▶ **What needs to be done**
Down to the final line, write out the data below exactly.

══ Input for this task ══

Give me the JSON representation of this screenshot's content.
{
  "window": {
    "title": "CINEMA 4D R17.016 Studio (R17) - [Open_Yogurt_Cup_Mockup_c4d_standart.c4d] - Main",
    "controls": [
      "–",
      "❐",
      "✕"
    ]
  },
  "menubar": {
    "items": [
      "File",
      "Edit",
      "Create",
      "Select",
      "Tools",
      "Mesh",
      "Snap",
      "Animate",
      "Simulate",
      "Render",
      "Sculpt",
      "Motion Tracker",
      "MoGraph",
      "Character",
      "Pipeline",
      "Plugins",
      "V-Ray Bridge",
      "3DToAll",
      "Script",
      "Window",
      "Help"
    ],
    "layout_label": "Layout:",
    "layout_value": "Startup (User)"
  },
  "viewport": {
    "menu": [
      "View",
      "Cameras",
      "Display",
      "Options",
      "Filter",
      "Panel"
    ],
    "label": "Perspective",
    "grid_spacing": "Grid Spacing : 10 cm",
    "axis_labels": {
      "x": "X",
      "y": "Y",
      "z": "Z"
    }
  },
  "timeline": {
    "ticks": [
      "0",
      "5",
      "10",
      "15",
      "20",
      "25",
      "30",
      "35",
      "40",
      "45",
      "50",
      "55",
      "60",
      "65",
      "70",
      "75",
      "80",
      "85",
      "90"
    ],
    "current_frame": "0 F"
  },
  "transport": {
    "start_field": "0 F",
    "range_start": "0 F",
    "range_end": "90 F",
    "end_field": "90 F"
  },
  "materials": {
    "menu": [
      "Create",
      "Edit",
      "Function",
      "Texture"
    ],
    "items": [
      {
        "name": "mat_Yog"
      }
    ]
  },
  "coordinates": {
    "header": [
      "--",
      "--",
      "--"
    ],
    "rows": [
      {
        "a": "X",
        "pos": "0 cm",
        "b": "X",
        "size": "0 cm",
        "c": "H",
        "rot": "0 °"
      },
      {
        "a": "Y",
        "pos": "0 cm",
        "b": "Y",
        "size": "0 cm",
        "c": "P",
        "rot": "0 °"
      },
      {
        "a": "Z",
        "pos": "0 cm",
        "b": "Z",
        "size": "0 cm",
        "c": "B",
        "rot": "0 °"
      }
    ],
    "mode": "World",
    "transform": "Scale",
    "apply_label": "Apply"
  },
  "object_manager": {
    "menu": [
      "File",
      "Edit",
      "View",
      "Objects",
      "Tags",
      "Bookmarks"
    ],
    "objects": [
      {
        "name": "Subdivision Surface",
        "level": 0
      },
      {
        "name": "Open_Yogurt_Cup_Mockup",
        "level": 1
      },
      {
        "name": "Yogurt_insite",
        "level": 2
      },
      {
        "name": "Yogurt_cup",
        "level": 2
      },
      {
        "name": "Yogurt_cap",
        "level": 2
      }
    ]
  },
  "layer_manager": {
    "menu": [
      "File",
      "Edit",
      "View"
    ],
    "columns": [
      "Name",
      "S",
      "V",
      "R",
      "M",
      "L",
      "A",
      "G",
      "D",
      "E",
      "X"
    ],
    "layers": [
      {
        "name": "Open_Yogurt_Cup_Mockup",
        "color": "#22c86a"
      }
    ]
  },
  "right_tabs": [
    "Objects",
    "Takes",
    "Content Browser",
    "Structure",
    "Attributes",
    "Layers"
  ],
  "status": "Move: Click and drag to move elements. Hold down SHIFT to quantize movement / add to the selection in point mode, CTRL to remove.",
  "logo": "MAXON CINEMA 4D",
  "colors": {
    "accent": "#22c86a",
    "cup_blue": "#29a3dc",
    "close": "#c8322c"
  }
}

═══

▶ **Reply to the task**
Give me the JSON representation of this screenshot's content.
{
  "window": {
    "title": "CINEMA 4D R17.016 Studio (R17) - [Open_Yogurt_Cup_Mockup_c4d_standart.c4d] - Main",
    "controls": [
      "–",
      "❐",
      "✕"
    ]
  },
  "menubar": {
    "items": [
      "File",
      "Edit",
      "Create",
      "Select",
      "Tools",
      "Mesh",
      "Snap",
      "Animate",
      "Simulate",
      "Render",
      "Sculpt",
      "Motion Tracker",
      "MoGraph",
      "Character",
      "Pipeline",
      "Plugins",
      "V-Ray Bridge",
      "3DToAll",
      "Script",
      "Window",
      "Help"
    ],
    "layout_label": "Layout:",
    "layout_value": "Startup (User)"
  },
  "viewport": {
    "menu": [
      "View",
      "Cameras",
      "Display",
      "Options",
      "Filter",
      "Panel"
    ],
    "label": "Perspective",
    "grid_spacing": "Grid Spacing : 10 cm",
    "axis_labels": {
      "x": "X",
      "y": "Y",
      "z": "Z"
    }
  },
  "timeline": {
    "ticks": [
      "0",
      "5",
      "10",
      "15",
      "20",
      "25",
      "30",
      "35",
      "40",
      "45",
      "50",
      "55",
      "60",
      "65",
      "70",
      "75",
      "80",
      "85",
      "90"
    ],
    "current_frame": "0 F"
  },
  "transport": {
    "start_field": "0 F",
    "range_start": "0 F",
    "range_end": "90 F",
    "end_field": "90 F"
  },
  "materials": {
    "menu": [
      "Create",
      "Edit",
      "Function",
      "Texture"
    ],
    "items": [
      {
        "name": "mat_Yog"
      }
    ]
  },
  "coordinates": {
    "header": [
      "--",
      "--",
      "--"
    ],
    "rows": [
      {
        "a": "X",
        "pos": "0 cm",
        "b": "X",
        "size": "0 cm",
        "c": "H",
        "rot": "0 °"
      },
      {
        "a": "Y",
        "pos": "0 cm",
        "b": "Y",
        "size": "0 cm",
        "c": "P",
        "rot": "0 °"
      },
      {
        "a": "Z",
        "pos": "0 cm",
        "b": "Z",
        "size": "0 cm",
        "c": "B",
        "rot": "0 °"
      }
    ],
    "mode": "World",
    "transform": "Scale",
    "apply_label": "Apply"
  },
  "object_manager": {
    "menu": [
      "File",
      "Edit",
      "View",
      "Objects",
      "Tags",
      "Bookmarks"
    ],
    "objects": [
      {
        "name": "Subdivision Surface",
        "level": 0
      },
      {
        "name": "Open_Yogurt_Cup_Mockup",
        "level": 1
      },
      {
        "name": "Yogurt_insite",
        "level": 2
      },
      {
        "name": "Yogurt_cup",
        "level": 2
      },
      {
        "name": "Yogurt_cap",
        "level": 2
      }
    ]
  },
  "layer_manager": {
    "menu": [
      "File",
      "Edit",
      "View"
    ],
    "columns": [
      "Name",
      "S",
      "V",
      "R",
      "M",
      "L",
      "A",
      "G",
      "D",
      "E",
      "X"
    ],
    "layers": [
      {
        "name": "Open_Yogurt_Cup_Mockup",
        "color": "#22c86a"
      }
    ]
  },
  "right_tabs": [
    "Objects",
    "Takes",
    "Content Browser",
    "Structure",
    "Attributes",
    "Layers"
  ],
  "status": "Move: Click and drag to move elements. Hold down SHIFT to quantize movement / add to the selection in point mode, CTRL to remove.",
  "logo": "MAXON CINEMA 4D",
  "colors": {
    "accent": "#22c86a",
    "cup_blue": "#29a3dc",
    "close": "#c8322c"
  }
}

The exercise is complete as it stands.